Your goal:
Your output should consist of every record, copied exactly.

Website and app data records:
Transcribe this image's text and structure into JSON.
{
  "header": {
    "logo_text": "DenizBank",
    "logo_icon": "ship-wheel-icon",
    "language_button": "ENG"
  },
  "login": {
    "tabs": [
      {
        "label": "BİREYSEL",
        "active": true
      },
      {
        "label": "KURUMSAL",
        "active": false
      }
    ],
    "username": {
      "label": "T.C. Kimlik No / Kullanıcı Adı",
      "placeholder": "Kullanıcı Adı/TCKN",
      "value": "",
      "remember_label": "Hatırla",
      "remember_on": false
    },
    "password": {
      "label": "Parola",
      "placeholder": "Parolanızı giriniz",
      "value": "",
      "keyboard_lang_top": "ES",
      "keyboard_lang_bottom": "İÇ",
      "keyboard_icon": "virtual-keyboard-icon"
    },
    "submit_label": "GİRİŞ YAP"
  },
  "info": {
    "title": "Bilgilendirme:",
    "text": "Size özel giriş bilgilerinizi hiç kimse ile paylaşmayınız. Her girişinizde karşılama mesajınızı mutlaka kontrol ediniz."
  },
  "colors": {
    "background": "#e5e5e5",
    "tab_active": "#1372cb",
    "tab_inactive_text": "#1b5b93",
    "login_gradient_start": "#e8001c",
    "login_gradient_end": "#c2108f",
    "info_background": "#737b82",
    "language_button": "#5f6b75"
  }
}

Solution to this problem:
Transcribe this image's text and structure into JSON.
{
  "header": {
    "logo_text": "DenizBank",
    "logo_icon": "ship-wheel-icon",
    "language_button": "ENG"
  },
  "login": {
    "tabs": [
      {
        "label": "BİREYSEL",
        "active": true
      },
      {
        "label": "KURUMSAL",
        "active": false
      }
    ],
    "username": {
      "label": "T.C. Kimlik No / Kullanıcı Adı",
      "placeholder": "Kullanıcı Adı/TCKN",
      "value": "",
      "remember_label": "Hatırla",
      "remember_on": false
    },
    "password": {
      "label": "Parola",
      "placeholder": "Parolanızı giriniz",
      "value": "",
      "keyboard_lang_top": "ES",
      "keyboard_lang_bottom": "İÇ",
      "keyboard_icon": "virtual-keyboard-icon"
    },
    "submit_label": "GİRİŞ YAP"
  },
  "info": {
    "title": "Bilgilendirme:",
    "text": "Size özel giriş bilgilerinizi hiç kimse ile paylaşmayınız. Her girişinizde karşılama mesajınızı mutlaka kontrol ediniz."
  },
  "colors": {
    "background": "#e5e5e5",
    "tab_active": "#1372cb",
    "tab_inactive_text": "#1b5b93",
    "login_gradient_start": "#e8001c",
    "login_gradient_end": "#c2108f",
    "info_background": "#737b82",
    "language_button": "#5f6b75"
  }
}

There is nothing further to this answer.